Website and app data records:

___

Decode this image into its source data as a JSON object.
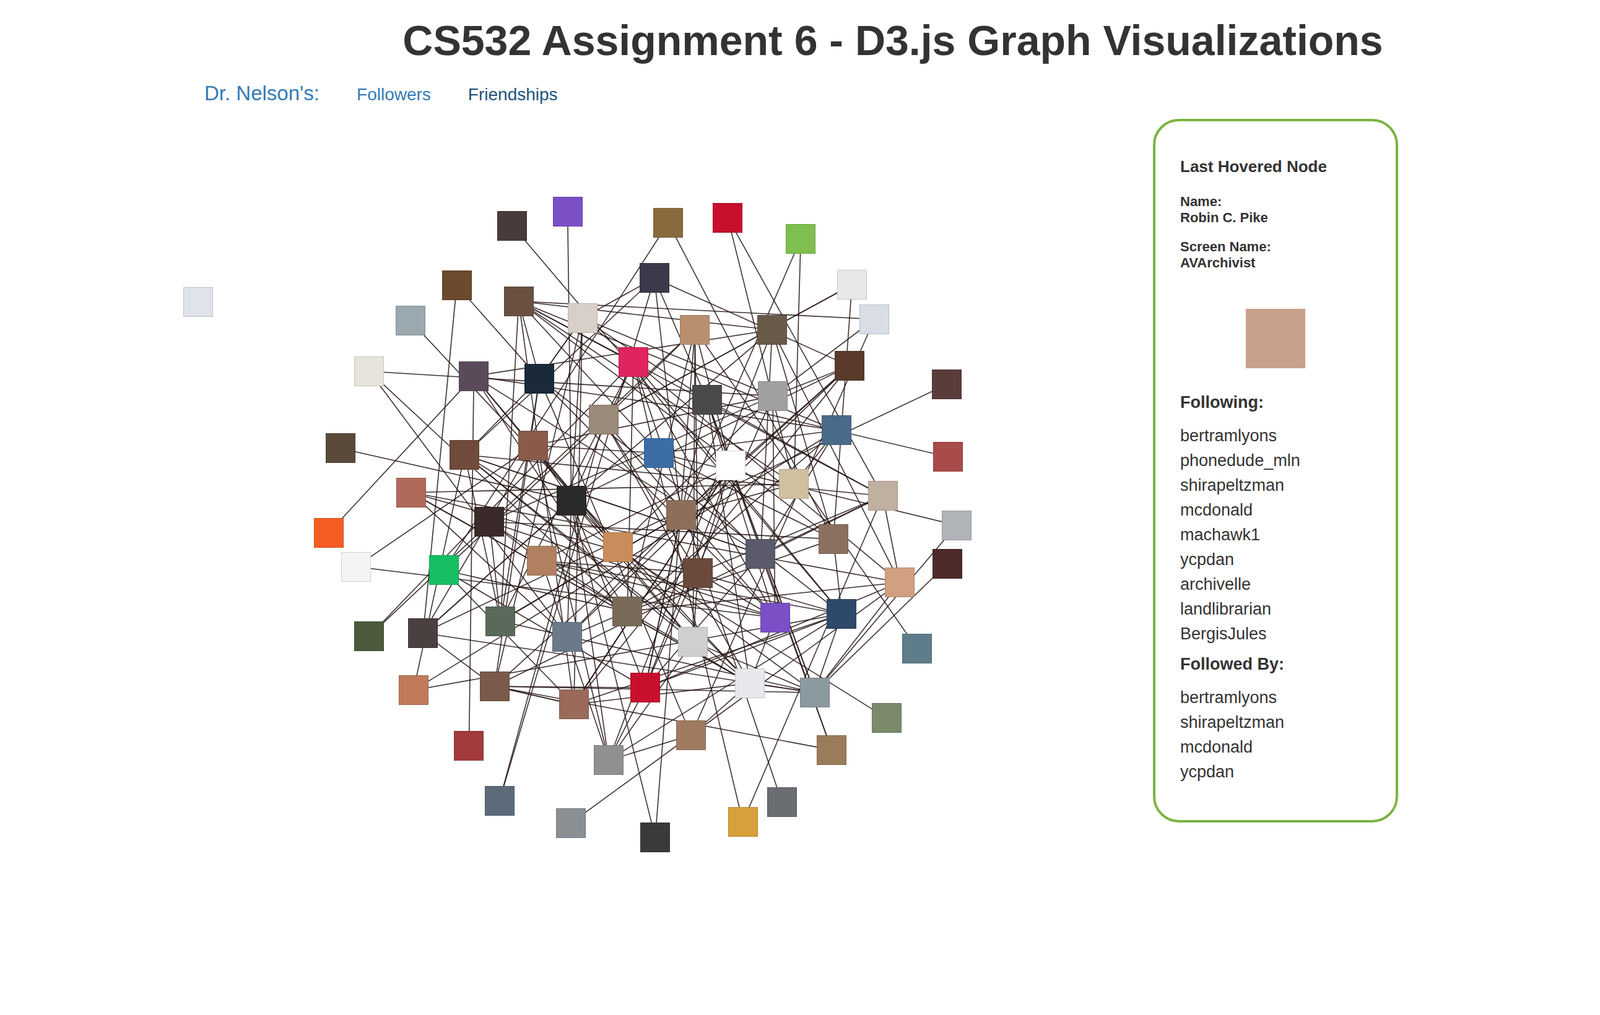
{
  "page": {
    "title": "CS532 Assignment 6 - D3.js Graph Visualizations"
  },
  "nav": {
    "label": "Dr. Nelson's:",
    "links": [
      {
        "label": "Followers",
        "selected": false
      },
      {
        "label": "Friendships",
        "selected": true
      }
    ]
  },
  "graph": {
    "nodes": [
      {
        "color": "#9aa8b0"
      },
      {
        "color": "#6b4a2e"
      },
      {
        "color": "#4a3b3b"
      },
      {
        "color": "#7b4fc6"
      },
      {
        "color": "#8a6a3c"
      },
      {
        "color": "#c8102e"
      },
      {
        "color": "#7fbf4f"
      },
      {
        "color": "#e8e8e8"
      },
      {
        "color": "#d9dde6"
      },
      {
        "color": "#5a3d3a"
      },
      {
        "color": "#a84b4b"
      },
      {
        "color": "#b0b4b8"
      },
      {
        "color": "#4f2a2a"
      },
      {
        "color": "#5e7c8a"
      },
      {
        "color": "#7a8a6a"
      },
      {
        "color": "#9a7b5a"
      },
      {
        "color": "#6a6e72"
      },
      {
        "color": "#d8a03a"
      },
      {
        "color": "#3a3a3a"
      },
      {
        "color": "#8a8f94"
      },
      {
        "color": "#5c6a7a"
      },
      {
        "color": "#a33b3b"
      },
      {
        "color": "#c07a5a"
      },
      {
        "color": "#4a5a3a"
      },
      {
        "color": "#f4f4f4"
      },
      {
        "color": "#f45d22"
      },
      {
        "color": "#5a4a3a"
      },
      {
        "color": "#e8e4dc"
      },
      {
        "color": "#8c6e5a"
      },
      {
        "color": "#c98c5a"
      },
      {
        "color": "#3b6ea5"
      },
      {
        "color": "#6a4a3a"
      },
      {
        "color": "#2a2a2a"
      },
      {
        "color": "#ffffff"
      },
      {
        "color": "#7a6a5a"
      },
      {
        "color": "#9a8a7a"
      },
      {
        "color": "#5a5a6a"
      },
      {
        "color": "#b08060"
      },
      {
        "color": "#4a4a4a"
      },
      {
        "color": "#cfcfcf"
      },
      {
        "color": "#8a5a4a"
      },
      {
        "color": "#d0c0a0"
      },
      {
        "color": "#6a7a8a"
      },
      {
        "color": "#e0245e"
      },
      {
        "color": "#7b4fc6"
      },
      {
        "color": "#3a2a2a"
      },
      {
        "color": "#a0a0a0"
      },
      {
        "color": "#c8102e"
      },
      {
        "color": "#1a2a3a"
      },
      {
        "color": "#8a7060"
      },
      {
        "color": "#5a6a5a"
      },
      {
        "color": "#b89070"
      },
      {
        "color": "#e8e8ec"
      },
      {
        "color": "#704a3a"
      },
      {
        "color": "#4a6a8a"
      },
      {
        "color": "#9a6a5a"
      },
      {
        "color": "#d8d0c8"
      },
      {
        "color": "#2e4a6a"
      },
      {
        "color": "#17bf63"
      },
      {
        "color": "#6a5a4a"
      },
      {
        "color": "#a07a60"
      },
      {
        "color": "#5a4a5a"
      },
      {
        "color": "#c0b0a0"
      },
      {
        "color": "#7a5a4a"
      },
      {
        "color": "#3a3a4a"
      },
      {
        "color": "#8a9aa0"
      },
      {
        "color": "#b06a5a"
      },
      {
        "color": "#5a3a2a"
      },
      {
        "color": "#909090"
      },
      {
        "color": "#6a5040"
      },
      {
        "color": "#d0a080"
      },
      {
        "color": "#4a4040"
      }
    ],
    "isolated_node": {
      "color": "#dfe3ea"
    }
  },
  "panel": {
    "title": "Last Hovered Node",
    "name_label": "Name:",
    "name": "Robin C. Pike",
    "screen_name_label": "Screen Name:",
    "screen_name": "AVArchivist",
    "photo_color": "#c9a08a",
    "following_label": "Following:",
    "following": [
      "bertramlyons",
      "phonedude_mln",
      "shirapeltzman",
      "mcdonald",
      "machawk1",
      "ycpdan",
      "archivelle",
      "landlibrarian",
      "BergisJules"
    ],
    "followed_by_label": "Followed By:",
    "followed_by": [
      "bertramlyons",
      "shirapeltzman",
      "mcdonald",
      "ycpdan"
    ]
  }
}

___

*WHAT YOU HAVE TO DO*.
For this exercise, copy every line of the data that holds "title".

*EXERCISE SOLUTION*.
    "title": "CS532 Assignment 6 - D3.js Graph Visualizations"
    "title": "Last Hovered Node",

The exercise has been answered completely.